(ii) In a second approach, Zi,j is taken to be proportional to the li,j as for a simple ohmic resistor and planar homogeneous capacitor.

(iii) In a third approach, by assuming that the cross-sectional area of resistor and capacitor is equal to the cross-section area of overlapping spheres.

Further approaches can be introduced to allow including properties of real aminoacids.

In going from model (i) to (iii) we exploited a better sensitivity of the network to the change of its structure. For the three models presented it can be observed a systematic decrease of |Z| at increasing Ra (radius of electrical interaction) reflecting the increasing importance of parallel with respect to series connections. The continuous increase of Ra is equivalent to a continuous three-dimensional contraction of the structure and represents an example of a spatial conformation dependence of |Z|. Everywhere below, by default we use the model (iii).

Such an equivalent circuit can be used for modelling the network with the value of all the elementary impedances fixed (perfect impedance network) or with each elementary impedance allowed to take two or more values stochastically thus becoming a Random Impedance Network.

For the comparison of two spatial configurations of the same molecule one should build equivalent circuits for both of them. Even if the primary structure of the molecule remains the same, distances between aminoacids change and therefore the topology of the network will in general change.
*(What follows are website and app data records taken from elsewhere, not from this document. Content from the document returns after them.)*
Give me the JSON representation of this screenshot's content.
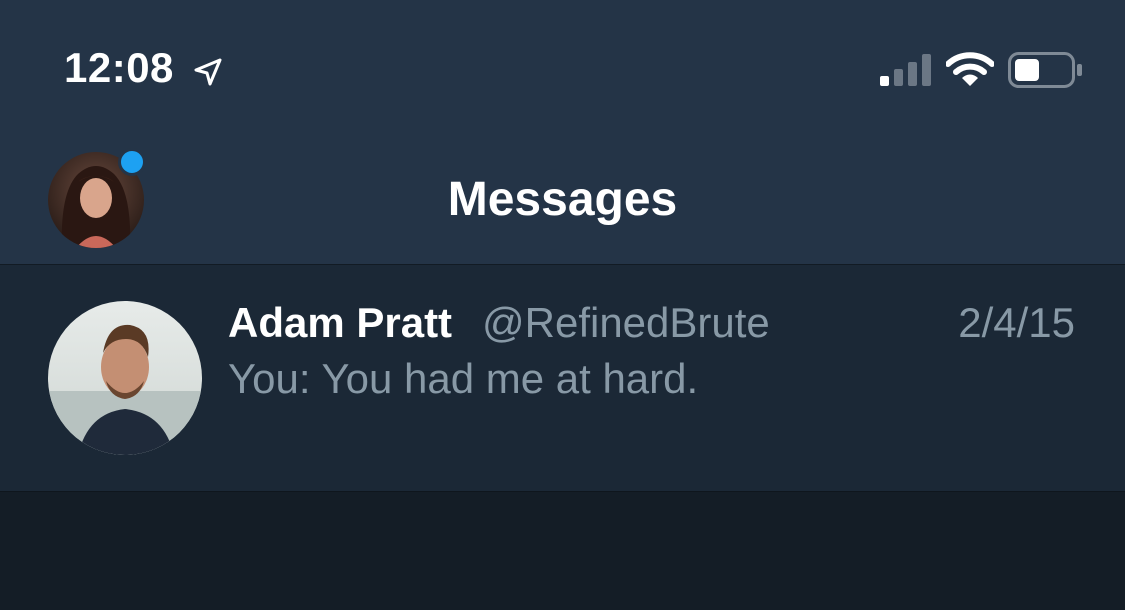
{
  "status_bar": {
    "time": "12:08",
    "icons": [
      "location-arrow-icon",
      "cellular-signal-icon",
      "wifi-icon",
      "battery-icon"
    ]
  },
  "nav": {
    "title": "Messages",
    "avatar_icon": "profile-avatar",
    "unread_indicator": true
  },
  "conversations": [
    {
      "name": "Adam Pratt",
      "handle": "@RefinedBrute",
      "date": "2/4/15",
      "preview": "You: You had me at hard."
    }
  ],
  "colors": {
    "header_bg": "#243447",
    "row_bg": "#1b2836",
    "page_bg": "#141d26",
    "accent": "#1da1f2",
    "secondary_text": "#8899a6"
  }
}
In the second configuration some new links should arise, some old should disappear. In particular, when the elementary impedances depend on distances, the circuit should become even more sensitive to the change of configuration.

The main conclusion that can be drawn is that the maximum variation of impedance due to a conformational change is expected up to about 30% and corresponds to a an interacting radius in the range 5 < R < 25Å

This prediction concerns a frozen network (static network) in which the atomic positions are fixed at the equilibrium values. On the other hand, fluctuations of the atomic positions, due to thermal motion imply an impedance noise, whose level, in comparison with the impedance variation due to the conformational transition and with the electrode/amplifier noise, is crucial to the actual detection of the ligand capture by the GPCR. Therefore, here we extended the previous model to include the effect of the thermal motion on the electrical response to an AC field. To this purpose, we applied a classical harmonic oscillator and then consider the case of a quantum harmonic oscillator.

We have shown that the thermal random fluctuations will not mask the expected electrical response upon the conformational change.